● WHAT NEEDS TO BE DONE:
Copy all of the data below without altering a single line.

Segment Start: INFORMATION GIVEN

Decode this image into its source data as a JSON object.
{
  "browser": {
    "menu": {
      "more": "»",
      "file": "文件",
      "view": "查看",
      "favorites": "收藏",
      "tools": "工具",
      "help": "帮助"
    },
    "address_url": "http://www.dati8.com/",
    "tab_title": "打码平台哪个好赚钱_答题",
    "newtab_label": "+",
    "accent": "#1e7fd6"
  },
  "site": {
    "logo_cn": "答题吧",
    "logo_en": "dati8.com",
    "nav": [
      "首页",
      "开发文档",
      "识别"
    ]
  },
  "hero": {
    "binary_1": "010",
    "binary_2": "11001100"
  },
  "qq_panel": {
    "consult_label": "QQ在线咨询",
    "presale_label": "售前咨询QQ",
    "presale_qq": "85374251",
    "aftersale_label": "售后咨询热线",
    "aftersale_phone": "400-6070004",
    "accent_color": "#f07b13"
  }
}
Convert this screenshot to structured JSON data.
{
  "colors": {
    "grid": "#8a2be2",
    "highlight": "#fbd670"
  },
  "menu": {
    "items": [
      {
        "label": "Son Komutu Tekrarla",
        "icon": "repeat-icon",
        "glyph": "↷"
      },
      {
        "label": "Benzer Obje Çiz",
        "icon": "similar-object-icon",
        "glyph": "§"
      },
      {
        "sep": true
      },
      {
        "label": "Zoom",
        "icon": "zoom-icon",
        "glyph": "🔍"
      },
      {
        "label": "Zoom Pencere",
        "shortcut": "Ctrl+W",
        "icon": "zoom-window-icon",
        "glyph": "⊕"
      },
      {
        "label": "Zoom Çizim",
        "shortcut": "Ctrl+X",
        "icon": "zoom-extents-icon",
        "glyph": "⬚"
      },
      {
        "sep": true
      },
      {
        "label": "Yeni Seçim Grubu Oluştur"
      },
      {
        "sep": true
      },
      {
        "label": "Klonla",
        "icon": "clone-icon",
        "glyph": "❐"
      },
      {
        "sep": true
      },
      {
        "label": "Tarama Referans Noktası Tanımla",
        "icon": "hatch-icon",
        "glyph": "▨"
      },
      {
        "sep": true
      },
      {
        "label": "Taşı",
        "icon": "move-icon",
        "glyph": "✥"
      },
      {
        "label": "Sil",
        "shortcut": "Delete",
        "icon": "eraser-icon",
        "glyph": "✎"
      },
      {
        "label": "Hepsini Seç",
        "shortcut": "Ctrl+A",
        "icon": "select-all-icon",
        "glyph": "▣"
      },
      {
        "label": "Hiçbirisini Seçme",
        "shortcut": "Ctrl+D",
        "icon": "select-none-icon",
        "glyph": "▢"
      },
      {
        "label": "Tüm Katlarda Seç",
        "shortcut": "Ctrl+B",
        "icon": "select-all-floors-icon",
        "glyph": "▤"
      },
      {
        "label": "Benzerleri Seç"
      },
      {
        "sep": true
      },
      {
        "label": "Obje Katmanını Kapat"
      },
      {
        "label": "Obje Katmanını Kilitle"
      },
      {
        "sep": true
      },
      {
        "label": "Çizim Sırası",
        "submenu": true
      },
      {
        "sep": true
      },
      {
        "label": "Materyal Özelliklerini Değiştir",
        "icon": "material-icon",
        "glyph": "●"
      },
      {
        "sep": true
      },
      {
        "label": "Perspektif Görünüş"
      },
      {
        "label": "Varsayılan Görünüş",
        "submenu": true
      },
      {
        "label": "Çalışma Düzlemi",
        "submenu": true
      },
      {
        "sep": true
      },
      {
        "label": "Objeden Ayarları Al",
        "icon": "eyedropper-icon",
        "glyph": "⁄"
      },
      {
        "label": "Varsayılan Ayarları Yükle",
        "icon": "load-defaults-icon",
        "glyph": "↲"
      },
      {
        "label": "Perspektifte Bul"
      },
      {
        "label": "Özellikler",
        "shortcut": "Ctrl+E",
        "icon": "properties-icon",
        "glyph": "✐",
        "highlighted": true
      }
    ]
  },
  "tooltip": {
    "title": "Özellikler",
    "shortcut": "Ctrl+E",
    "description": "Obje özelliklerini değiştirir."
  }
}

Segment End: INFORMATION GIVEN

● EXERCISE ANSWER:
Decode this image into its source data as a JSON object.
{
  "browser": {
    "menu": {
      "more": "»",
      "file": "文件",
      "view": "查看",
      "favorites": "收藏",
      "tools": "工具",
      "help": "帮助"
    },
    "address_url": "http://www.dati8.com/",
    "tab_title": "打码平台哪个好赚钱_答题",
    "newtab_label": "+",
    "accent": "#1e7fd6"
  },
  "site": {
    "logo_cn": "答题吧",
    "logo_en": "dati8.com",
    "nav": [
      "首页",
      "开发文档",
      "识别"
    ]
  },
  "hero": {
    "binary_1": "010",
    "binary_2": "11001100"
  },
  "qq_panel": {
    "consult_label": "QQ在线咨询",
    "presale_label": "售前咨询QQ",
    "presale_qq": "85374251",
    "aftersale_label": "售后咨询热线",
    "aftersale_phone": "400-6070004",
    "accent_color": "#f07b13"
  }
}
Convert this screenshot to structured JSON data.
{
  "colors": {
    "grid": "#8a2be2",
    "highlight": "#fbd670"
  },
  "menu": {
    "items": [
      {
        "label": "Son Komutu Tekrarla",
        "icon": "repeat-icon",
        "glyph": "↷"
      },
      {
        "label": "Benzer Obje Çiz",
        "icon": "similar-object-icon",
        "glyph": "§"
      },
      {
        "sep": true
      },
      {
        "label": "Zoom",
        "icon": "zoom-icon",
        "glyph": "🔍"
      },
      {
        "label": "Zoom Pencere",
        "shortcut": "Ctrl+W",
        "icon": "zoom-window-icon",
        "glyph": "⊕"
      },
      {
        "label": "Zoom Çizim",
        "shortcut": "Ctrl+X",
        "icon": "zoom-extents-icon",
        "glyph": "⬚"
      },
      {
        "sep": true
      },
      {
        "label": "Yeni Seçim Grubu Oluştur"
      },
      {
        "sep": true
      },
      {
        "label": "Klonla",
        "icon": "clone-icon",
        "glyph": "❐"
      },
      {
        "sep": true
      },
      {
        "label": "Tarama Referans Noktası Tanımla",
        "icon": "hatch-icon",
        "glyph": "▨"
      },
      {
        "sep": true
      },
      {
        "label": "Taşı",
        "icon": "move-icon",
        "glyph": "✥"
      },
      {
        "label": "Sil",
        "shortcut": "Delete",
        "icon": "eraser-icon",
        "glyph": "✎"
      },
      {
        "label": "Hepsini Seç",
        "shortcut": "Ctrl+A",
        "icon": "select-all-icon",
        "glyph": "▣"
      },
      {
        "label": "Hiçbirisini Seçme",
        "shortcut": "Ctrl+D",
        "icon": "select-none-icon",
        "glyph": "▢"
      },
      {
        "label": "Tüm Katlarda Seç",
        "shortcut": "Ctrl+B",
        "icon": "select-all-floors-icon",
        "glyph": "▤"
      },
      {
        "label": "Benzerleri Seç"
      },
      {
        "sep": true
      },
      {
        "label": "Obje Katmanını Kapat"
      },
      {
        "label": "Obje Katmanını Kilitle"
      },
      {
        "sep": true
      },
      {
        "label": "Çizim Sırası",
        "submenu": true
      },
      {
        "sep": true
      },
      {
        "label": "Materyal Özelliklerini Değiştir",
        "icon": "material-icon",
        "glyph": "●"
      },
      {
        "sep": true
      },
      {
        "label": "Perspektif Görünüş"
      },
      {
        "label": "Varsayılan Görünüş",
        "submenu": true
      },
      {
        "label": "Çalışma Düzlemi",
        "submenu": true
      },
      {
        "sep": true
      },
      {
        "label": "Objeden Ayarları Al",
        "icon": "eyedropper-icon",
        "glyph": "⁄"
      },
      {
        "label": "Varsayılan Ayarları Yükle",
        "icon": "load-defaults-icon",
        "glyph": "↲"
      },
      {
        "label": "Perspektifte Bul"
      },
      {
        "label": "Özellikler",
        "shortcut": "Ctrl+E",
        "icon": "properties-icon",
        "glyph": "✐",
        "highlighted": true
      }
    ]
  },
  "tooltip": {
    "title": "Özellikler",
    "shortcut": "Ctrl+E",
    "description": "Obje özelliklerini değiştirir."
  }
}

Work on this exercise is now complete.